from Medical University of South Carolina
New immunotherapy for lung cancer shows promise of success
In a groundbreaking development, results from a recent clinical trial to treat lung cancer show that a novel immunotherapy combination is surprisingly effective at controlling the disease’s progression. The study, published April 4 in the journal The Lancet Oncology, focused on non-small cell lung cancer, which is the most common form of lung cancer.
Immunologist John Wrangle, M.D., of the Hollings Cancer Center at the Medical University of South Carolina said it’s a promising therapy that can be delivered in an outpatient setting. “People don’t talk about ‘curing’ patients with metastatic lung cancer. We now get to flirt with the idea for certain patients using immunotherapy. And at the very least we have a significant proportion of patients enjoying prolonged survival even if we can’t call them ‘cured’,” he said.
He, along with his colleague Mark Rubinstein, Ph.D. also of the Hollings Cancer Center, designed a clinical trial that started in 2016.
Patients with metastatic non-small cell lung cancer will always progress after chemotherapy, so most patients go on to be treated with immunotherapy, a type of therapy that uses the body’s immune system to fight cancer. One class of immunotherapeutic drugs is known as “checkpoint” inhibitors, as they target checkpoints in immune system regulation to allow the body’s natural defenses, such as white blood cells, to more effectively target the cancer.

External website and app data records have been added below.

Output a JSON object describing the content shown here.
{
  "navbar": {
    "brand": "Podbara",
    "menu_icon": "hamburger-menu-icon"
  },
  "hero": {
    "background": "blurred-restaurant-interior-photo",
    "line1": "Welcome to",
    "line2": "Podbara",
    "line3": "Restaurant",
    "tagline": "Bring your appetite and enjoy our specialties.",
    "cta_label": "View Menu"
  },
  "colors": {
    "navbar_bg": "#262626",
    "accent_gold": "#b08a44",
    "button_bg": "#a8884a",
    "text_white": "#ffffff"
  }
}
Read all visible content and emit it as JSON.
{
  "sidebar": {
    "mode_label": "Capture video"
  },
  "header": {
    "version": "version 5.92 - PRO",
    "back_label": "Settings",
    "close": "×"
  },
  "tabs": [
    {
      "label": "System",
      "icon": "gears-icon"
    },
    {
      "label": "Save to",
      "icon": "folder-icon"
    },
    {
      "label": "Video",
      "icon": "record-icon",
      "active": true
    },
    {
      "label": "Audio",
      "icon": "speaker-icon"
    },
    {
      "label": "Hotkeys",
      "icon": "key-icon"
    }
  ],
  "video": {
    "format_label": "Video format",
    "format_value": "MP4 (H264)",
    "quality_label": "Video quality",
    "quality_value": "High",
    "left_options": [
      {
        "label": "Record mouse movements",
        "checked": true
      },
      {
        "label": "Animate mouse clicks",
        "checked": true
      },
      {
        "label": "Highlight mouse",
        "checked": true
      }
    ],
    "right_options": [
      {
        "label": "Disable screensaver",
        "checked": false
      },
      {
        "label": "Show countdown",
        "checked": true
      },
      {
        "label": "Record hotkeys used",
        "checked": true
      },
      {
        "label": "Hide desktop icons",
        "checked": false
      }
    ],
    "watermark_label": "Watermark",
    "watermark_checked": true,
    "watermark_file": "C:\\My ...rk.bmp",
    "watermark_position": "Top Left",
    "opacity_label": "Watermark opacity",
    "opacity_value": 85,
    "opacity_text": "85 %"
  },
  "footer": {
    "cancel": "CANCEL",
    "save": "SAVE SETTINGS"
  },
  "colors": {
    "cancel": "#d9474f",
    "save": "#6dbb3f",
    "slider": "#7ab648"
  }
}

Rubinstein said checkpoint therapies work by cutting the brake cables on the white bloods cells that are inherently able to kill tumor cells. “Tumor cells often produce suppressive factors which essentially turn the brakes on tumor-killing white blood cells. What’s unique about the therapy that we’re testing is that in addition to cutting the brake cables on white blood cells, we’re providing fuel to them so that they can more effectively kill cancer cells.”
Wrangle and Rubinstein’s therapy is a combination of a checkpoint drug, nivolumab, with a new and powerful immune stimulation drug, ALT-803. “What’s unique about our trial is that it’s two completely different types of drugs that have never been combined in humans before, and the trial demonstrated that these drugs can be safely administered, and also, there’s evidence that it may help patients where checkpoint therapy is not good enough alone,” said Rubinstein.
In contrast to other immunotherapies that require admission to a hospital, this new therapeutic combination can be administered in an outpatient setting. “The plan was to do it all as an outpatient therapy because inpatient therapy is just infeasible. My patients feel like they have the flu, but they go about their day, and it’s totally manageable. That’s the kind of revolutionary part with regard to this class of agent,” Wrangle said.